Situated on the banks of Kuohe River, the Gangshang site sprawls over 800,000 square meters and approximately half of the area comprises the ruins of a city, according to Shandong Provincial Institute of Cultural Relics and Archaeology.
By January, excavations had been conducted over 1,100 sq m, leading to rammed earth walls and trenches, 31 tombs, seven houses and other traces of human activities. These provide solid study materials on the origin of the early states, says Zhu Chao, an associate researcher at the institute and team leader of the Gangshang excavation.
"Our excavations and studies show that the civilization, which represents the middle and late phases of Dawenkou Culture, is right at the critical juncture of time when states started to form," Zhu says. "The tombs have social grading, which indicates that our ancestors viewed their afterlife as equally important," he adds.

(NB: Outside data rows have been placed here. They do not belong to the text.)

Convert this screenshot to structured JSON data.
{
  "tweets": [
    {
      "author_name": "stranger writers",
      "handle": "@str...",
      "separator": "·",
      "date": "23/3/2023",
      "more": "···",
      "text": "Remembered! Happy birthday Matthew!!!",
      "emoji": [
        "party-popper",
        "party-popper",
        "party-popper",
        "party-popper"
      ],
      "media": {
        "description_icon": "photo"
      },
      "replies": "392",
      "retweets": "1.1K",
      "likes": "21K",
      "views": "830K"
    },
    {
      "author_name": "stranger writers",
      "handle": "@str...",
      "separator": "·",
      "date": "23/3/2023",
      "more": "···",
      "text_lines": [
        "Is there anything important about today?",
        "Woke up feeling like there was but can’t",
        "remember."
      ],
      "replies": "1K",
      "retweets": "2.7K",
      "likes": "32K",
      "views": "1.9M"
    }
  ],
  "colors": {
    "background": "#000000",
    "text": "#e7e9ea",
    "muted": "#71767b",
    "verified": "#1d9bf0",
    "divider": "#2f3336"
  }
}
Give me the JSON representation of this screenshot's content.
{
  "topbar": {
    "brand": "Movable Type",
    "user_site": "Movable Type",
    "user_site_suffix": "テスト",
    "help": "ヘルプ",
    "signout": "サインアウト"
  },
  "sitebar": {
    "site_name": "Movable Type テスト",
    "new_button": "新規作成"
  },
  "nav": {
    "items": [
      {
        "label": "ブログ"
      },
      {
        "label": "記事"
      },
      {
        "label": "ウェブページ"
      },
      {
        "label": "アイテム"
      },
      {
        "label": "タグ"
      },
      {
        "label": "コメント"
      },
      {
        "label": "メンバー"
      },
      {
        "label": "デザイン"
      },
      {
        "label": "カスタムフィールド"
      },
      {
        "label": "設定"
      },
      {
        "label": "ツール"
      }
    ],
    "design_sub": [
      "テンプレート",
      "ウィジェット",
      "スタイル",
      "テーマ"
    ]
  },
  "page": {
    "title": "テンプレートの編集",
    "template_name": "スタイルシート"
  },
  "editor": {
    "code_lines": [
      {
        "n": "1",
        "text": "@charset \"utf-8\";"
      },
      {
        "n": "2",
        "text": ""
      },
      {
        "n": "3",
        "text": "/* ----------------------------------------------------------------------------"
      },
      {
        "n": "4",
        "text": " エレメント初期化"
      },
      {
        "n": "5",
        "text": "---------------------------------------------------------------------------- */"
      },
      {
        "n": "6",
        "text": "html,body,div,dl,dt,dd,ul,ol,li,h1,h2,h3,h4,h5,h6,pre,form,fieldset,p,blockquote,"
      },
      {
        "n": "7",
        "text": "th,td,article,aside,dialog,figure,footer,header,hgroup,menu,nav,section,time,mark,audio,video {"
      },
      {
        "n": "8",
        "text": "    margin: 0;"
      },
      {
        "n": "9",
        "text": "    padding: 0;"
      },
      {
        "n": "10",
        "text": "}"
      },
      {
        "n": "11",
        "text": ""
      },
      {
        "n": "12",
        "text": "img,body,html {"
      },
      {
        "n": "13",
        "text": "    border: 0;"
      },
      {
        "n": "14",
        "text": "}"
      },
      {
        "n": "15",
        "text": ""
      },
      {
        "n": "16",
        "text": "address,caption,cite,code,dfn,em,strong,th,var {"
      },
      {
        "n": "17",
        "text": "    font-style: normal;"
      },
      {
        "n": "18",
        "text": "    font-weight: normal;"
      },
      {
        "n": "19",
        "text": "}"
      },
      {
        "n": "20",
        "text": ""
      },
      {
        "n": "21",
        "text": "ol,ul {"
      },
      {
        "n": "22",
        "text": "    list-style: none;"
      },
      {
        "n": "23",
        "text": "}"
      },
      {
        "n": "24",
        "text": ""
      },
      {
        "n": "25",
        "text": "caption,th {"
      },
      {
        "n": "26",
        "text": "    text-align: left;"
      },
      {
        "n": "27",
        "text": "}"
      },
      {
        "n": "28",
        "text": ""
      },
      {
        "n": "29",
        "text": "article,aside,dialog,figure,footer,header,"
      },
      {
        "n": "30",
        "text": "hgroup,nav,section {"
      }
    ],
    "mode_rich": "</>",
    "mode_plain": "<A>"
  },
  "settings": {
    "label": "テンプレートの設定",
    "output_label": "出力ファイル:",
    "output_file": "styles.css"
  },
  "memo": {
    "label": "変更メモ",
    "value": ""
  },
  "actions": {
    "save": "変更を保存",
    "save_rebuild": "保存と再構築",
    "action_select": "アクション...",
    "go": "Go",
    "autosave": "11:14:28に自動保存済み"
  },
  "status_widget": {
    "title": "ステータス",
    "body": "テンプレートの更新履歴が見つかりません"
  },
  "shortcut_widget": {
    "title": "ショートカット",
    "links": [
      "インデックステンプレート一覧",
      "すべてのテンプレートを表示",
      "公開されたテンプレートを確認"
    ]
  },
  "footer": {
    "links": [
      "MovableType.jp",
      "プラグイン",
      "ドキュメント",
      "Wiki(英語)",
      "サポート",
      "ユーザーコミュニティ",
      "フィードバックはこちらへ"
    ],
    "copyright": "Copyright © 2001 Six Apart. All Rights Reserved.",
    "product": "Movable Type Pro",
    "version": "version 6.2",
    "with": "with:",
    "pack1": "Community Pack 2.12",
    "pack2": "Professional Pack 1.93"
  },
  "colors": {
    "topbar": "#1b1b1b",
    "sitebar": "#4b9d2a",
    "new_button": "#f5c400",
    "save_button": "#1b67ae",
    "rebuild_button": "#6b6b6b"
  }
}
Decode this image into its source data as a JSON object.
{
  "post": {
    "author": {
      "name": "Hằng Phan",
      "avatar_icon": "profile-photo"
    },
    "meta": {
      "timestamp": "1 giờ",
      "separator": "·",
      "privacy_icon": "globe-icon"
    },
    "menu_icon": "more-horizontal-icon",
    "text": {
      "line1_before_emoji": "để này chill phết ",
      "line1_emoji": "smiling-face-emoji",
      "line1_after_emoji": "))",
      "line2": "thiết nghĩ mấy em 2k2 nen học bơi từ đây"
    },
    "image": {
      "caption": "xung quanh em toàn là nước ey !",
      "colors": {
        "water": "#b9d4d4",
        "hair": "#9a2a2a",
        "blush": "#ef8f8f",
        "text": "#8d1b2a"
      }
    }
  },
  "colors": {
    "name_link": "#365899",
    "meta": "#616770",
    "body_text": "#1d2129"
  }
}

Of the 31 tombs unearthed, there is one 3.3 meters long and 3.2 meters wide, with four bodies. Archaeologists have not been able to confirm the gender of the youngest, but the other three are males. The number and size of jade artifacts buried along with the bodies decline with their age, the obvious evidence of social classification, says Zhu.
Along with 15 jade artifacts, this particular tomb yielded more than 300 pottery items, which account for one-third of the total such relics unearthed at the Gangshang site so far. "Unlike the four-body grave, we did not find burial goods in small tombs. In other words, high status meant more fortune," he adds.
Archaeologists have also found remains of chests that contained these burial goods. These were positioned in different parts of the tombs. Some were close to the head, some near the feet and some placed beside the body. "The chests are key to studying the burial rites held 5,000 years ago," says Zhu.
Among other intriguing relics found at the site are antler hoes, crocodile bone plates and tortoise shell wares.
Archaeologists have unearthed seven tombs, each housing a man and a woman of approximately the same age. In addition to these, they found three upside-down tripod pottery tombs with remains of unborn babies.
Residential ruins include plinths and holes, where pillars were erected to support houses. "The ruins of a city, high-grade tombs and social classification suggest there was state demarcation in this region 5 millennia ago," Zhu says.
Backed by his team members, he is expanding excavation work. They are not sure what exactly they will find in days to come, but have great expectations. "The ruins and artifacts unearthed until now offer hands-on knowledge about the origin of an early civilization. We can only hope to find more relics that we can further study as we continue digging," he says.